Pooja notes that in the past, there have been two rules around real time benefit check, which required payers to provide consumers and providers the ability to understand the price of medications. From a PBM standpoint and a pharma manufacturer standpoint, there’s information required to be shown to the provider when they are going to prescribe the medication.    

Gary asks Ken why we need governmental intervention in healthcare. Ken notes that in healthcare, we are only in the early stages of how we are going to deal with price transparency. Healthcare, due to its complexity, is the most difficult industry to go after.

Will bundled options become a problem here? Ken notes that for anything that is very repeatable, it should be possible to get a clear price. Then, it comes down to can you deliver at that price with greater and greater efficiency. That is the direction we want this to go.

Gary asks Pooja if these rules will help alleviate the surprise billing situation. Pooja says that is one of the downsides of all these price transparency rules, it doesn’t account for every cost. The mandatory list of 300 shoppable services will not cover everything. 
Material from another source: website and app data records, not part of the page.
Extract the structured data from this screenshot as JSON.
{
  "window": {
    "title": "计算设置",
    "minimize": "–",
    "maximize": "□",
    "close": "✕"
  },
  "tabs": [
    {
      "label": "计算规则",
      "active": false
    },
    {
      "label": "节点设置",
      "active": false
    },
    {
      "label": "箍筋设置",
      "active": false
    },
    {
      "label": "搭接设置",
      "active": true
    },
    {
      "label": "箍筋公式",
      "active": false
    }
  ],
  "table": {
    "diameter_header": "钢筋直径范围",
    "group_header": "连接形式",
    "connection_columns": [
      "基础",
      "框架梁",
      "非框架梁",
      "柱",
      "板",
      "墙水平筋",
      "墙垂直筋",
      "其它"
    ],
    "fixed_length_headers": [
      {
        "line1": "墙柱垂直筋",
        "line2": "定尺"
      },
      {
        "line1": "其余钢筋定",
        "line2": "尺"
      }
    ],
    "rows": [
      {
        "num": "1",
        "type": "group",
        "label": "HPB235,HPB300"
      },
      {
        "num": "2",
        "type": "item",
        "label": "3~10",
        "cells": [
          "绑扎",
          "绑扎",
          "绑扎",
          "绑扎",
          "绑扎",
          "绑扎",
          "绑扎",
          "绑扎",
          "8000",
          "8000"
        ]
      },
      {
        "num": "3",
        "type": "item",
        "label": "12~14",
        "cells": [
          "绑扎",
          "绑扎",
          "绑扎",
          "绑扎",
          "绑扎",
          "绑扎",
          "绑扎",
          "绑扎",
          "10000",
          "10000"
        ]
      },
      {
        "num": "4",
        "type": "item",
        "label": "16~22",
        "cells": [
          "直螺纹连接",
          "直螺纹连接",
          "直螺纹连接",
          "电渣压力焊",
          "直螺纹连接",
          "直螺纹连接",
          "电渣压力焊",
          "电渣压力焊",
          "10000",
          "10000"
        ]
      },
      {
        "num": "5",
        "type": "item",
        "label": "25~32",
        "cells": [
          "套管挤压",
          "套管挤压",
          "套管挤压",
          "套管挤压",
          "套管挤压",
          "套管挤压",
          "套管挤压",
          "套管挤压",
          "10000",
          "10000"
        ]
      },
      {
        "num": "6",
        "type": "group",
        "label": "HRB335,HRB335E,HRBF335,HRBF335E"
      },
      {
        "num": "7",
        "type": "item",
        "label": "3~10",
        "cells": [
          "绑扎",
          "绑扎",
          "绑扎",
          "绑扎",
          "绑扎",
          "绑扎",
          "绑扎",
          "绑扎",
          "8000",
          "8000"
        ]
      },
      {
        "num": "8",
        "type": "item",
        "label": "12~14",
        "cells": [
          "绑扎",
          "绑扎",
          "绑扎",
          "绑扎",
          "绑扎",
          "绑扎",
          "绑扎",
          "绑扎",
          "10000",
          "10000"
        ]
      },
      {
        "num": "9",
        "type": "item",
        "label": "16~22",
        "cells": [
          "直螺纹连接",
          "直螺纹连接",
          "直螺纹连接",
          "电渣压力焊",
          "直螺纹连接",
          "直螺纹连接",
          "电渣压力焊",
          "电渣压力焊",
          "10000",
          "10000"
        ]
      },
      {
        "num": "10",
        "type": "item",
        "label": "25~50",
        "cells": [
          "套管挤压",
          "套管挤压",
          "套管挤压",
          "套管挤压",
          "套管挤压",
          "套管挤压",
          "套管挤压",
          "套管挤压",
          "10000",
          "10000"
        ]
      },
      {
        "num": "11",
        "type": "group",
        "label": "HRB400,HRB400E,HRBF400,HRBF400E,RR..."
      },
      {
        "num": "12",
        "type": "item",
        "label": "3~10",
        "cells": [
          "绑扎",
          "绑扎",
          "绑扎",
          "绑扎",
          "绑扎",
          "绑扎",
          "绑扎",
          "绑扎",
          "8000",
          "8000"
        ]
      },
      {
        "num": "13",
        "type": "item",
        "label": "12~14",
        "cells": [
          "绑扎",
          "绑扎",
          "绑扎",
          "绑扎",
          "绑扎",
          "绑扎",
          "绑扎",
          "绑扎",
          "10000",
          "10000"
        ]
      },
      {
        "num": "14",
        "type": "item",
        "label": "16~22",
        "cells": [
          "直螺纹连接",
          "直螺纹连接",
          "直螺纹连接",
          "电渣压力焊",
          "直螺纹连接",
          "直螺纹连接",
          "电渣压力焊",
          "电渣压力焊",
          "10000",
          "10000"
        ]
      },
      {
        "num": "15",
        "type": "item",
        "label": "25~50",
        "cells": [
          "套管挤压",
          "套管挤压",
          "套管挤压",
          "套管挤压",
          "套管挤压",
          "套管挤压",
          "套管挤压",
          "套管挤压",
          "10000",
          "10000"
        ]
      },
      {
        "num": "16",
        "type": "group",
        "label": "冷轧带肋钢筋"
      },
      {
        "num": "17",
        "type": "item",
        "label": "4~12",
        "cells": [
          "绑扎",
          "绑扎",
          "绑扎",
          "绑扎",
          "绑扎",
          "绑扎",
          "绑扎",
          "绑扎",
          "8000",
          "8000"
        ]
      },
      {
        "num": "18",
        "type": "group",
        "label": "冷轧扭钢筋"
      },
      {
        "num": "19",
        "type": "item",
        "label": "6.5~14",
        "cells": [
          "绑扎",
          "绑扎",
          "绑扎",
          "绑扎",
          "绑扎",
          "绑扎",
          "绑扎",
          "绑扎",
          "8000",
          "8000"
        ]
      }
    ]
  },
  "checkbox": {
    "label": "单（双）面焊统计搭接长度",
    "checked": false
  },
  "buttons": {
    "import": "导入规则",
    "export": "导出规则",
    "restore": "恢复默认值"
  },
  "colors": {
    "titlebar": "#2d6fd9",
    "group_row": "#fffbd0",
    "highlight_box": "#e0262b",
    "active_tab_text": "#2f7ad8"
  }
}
Gary asks Pooja what this will do for providers. As much as we all think consumers are looking for this information, there are studies out there that say even if a patient is given all this information, they’re not actually going to look at it. This is going to help the industry move to capitation, which means you are paid a specific amount, you are not negotiating all these different rates. Providers need to be thinking of these rules a positive thing. If you can get this information into a patient’s hands, they are able to shop around and look at outcome. They know if they go in for a procedure, they will come out better. That’s the way providers need to be thinking about this as opposed to a required mandate. Pooja doesn’t think a lot of providers are there yet.  

Gary asks Ken if quality is something needing to be published in order to compete. Ken points out that CMS has been requiring quality measure reporting for years which can be accessed through Hospital Compare but also points out that most consumers may not even be aware that this site exists but thinks people will find it illuminating as he did when he looked up his local hospital only to find that it had only one-star.  

Ken wonders why we can’t extend healthcare to other parts of the clock to take advantage of less demand at those times and to provide lower pricing at those times. Consumers should have that choice. And for many people, they would take advantage of demand care pricing. 

 Gary asks what the opportunity is here for payers. How can they differentiate themselves in the marketplace? Pooja zooms out to talk about interoperability rules, which require payers to provide their members with their data they have on you, clinical, claims, all of that. So, if you look at that and add on the fact that you’re now letting the patient know how much it’s going to cost them for these services, this could be a huge advantage for you. Make it easy for members to understand everything about your plan, their coverage and how much it’s going to cost them and give them access to everything. I think as a payer, you should really be looking at this as engaging the member and patient, which is really what all these rules are about. We want patients and members to take greater control of their care. I think this does provide a huge advantage and if you wrap it up with everything else you are doing as a payer, you can go out to the market with great advantage. It’s just a matter of thinking about it a little differently.

Ken says if you are the organization that’s educating your consumer, then you are effectively making a better customer and they are going to want to stay with you.

Pooja’s closes by saying to payers and providers, don’t look at this as a mandate. Shift your thinking around this to better understand how you can use this to your advantage. If you are one of those groups that do that, you will have a greater advantage in the marketplace until people catch up with you.